Recommendation that sufficient notice is given to allow release of information at least 3 months prior to the event. However, it is preferred that information is submitted before 1 October in each year to enable the event to be considered for inclusion in the following year’s calendar of events
Attendance open to all BAA members,
Agree to a surcharged to be levied for attendees who are non BAA members
Event to conform to all BAA Policies especially Child Protection, Equity, Health and Safety, Doping, and Competition Rules.
14.18 BAA Approved events
The following is appropriate where many individuals from different areas come together to practice in what may not be a normal club environment e.g. competitions, courses, grading examinations.
The organiser of the event will be responsible for ensuring a risk assessment is made prior to the event and will liaise with the course instructor/s, managers or lead examiner as appropriate.
An action plan will be put in place to eliminate or reduce any significant risks noted during the risk assessment prior to the commencement of the event.
The organiser of a BAA-authorised event will be responsible for forwarding the Risk Assessment form to the BAA CLO within 14 days of the date of the start of the event.
The organiser of an event will be responsible for ensuring regular safety inspections are carried out and for ensuring any actions are completed in a timescale commensurate with the risk. In any event, during a long-running BAA authorised event over several days, a safety inspection will be carried out daily.
Risk analysis guidance

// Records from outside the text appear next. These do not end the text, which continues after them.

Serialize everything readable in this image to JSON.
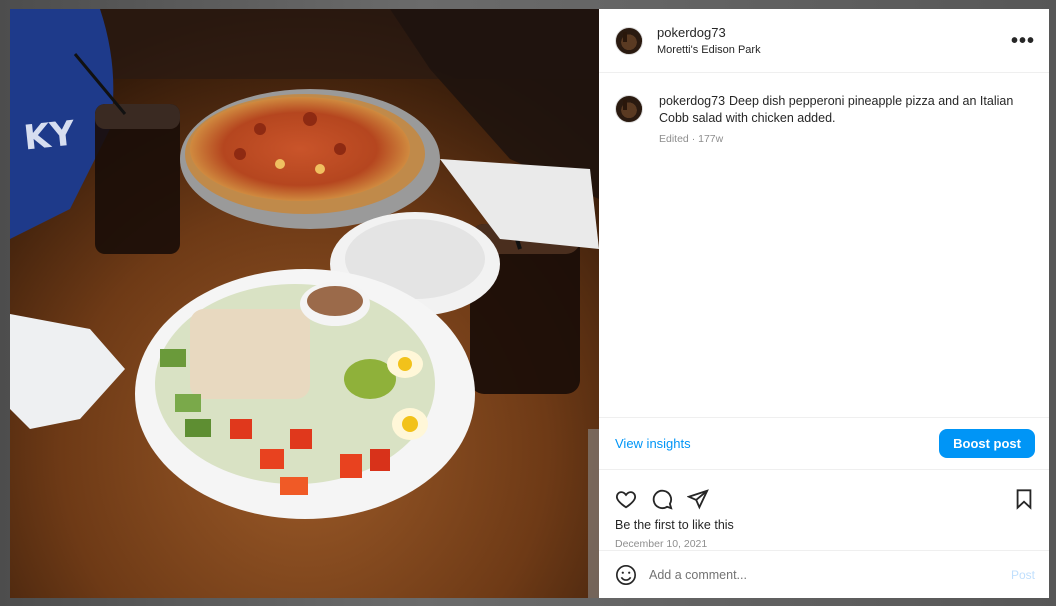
{
  "post": {
    "username": "pokerdog73",
    "location": "Moretti's Edison Park",
    "more_icon": "more-options-icon",
    "caption": {
      "username": "pokerdog73",
      "text": "Deep dish pepperoni pineapple pizza and an Italian Cobb salad with chicken added.",
      "meta": "Edited · 177w"
    },
    "insights_label": "View insights",
    "boost_label": "Boost post",
    "actions": {
      "like_icon": "heart-icon",
      "comment_icon": "comment-icon",
      "share_icon": "share-icon",
      "save_icon": "bookmark-icon"
    },
    "likes_text": "Be the first to like this",
    "date": "December 10, 2021",
    "comment_placeholder": "Add a comment...",
    "post_label": "Post",
    "emoji_icon": "emoji-icon"
  },
  "photo": {
    "subject": "pizza-and-cobb-salad-photo"
  },
  "colors": {
    "accent": "#0095f6",
    "text": "#262626",
    "muted": "#8e8e8e",
    "post_disabled": "#c0dffd"
  }
}
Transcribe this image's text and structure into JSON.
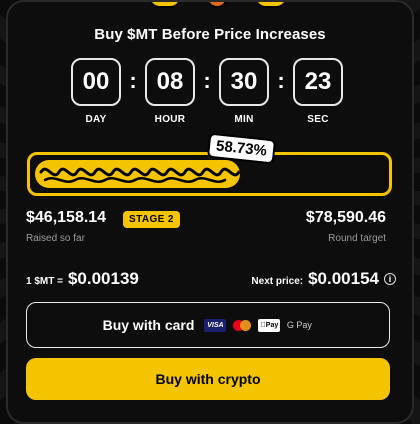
{
  "header": {
    "title": "Buy $MT Before Price Increases"
  },
  "timer": {
    "days": "00",
    "hours": "08",
    "minutes": "30",
    "seconds": "23",
    "labels": {
      "day": "DAY",
      "hour": "HOUR",
      "min": "MIN",
      "sec": "SEC"
    }
  },
  "progress": {
    "percent_label": "58.73%",
    "percent_value": 58.73
  },
  "raised": {
    "amount": "$46,158.14",
    "label": "Raised so far",
    "stage": "STAGE 2"
  },
  "target": {
    "amount": "$78,590.46",
    "label": "Round target"
  },
  "price": {
    "current_label": "1 $MT =",
    "current_value": "$0.00139",
    "next_label": "Next price:",
    "next_value": "$0.00154",
    "info_glyph": "i"
  },
  "buttons": {
    "card_label": "Buy with card",
    "crypto_label": "Buy with crypto",
    "card_icons": {
      "visa": "VISA",
      "apple_pay": "Pay",
      "google_pay": "G Pay"
    }
  },
  "colors": {
    "accent": "#f5c400",
    "background": "#0d0d0d",
    "text": "#ffffff",
    "muted": "#9a9a9a"
  }
}
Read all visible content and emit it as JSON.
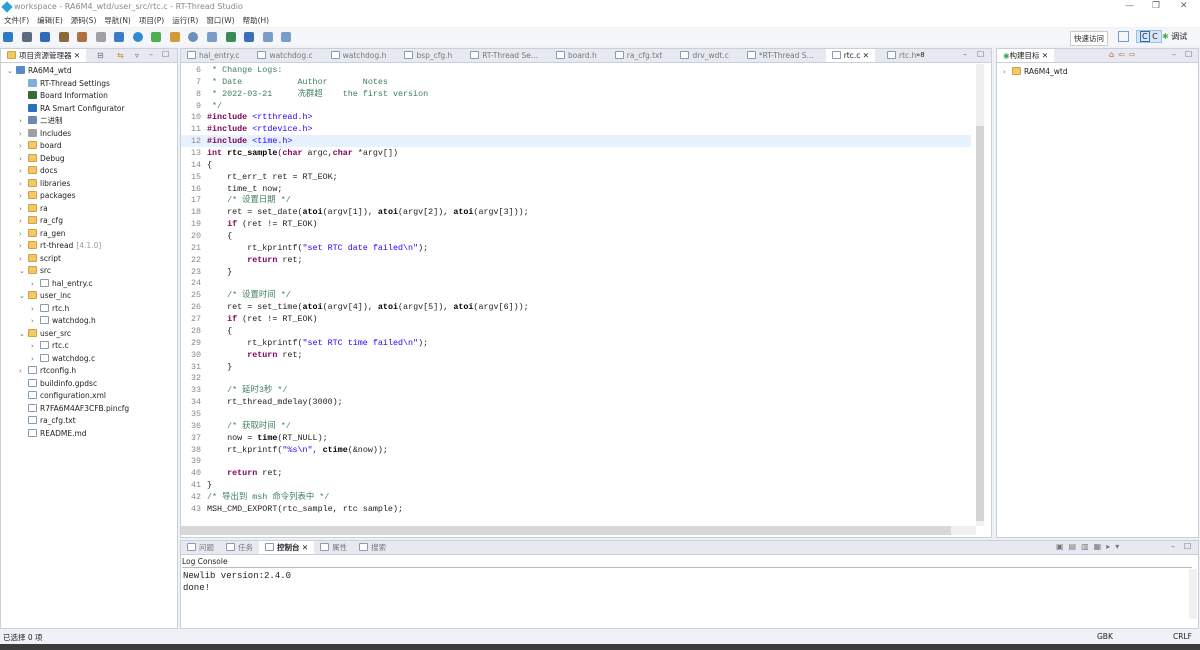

Hazard rating = likelihood x impact
Classification and guidelines for actions
|1-5||Acceptable – low risk; the risk level is acceptable and further improvements to control measures are not necessary|
|6-10||Tolerable – medium risk; the risk level is tolerable but ways should be sought to improve the control measures if possible|
|11-16||Unacceptable – high risk; the risk level is unacceptable and improved control measures should be implemented before the event or activity is allowed to take place|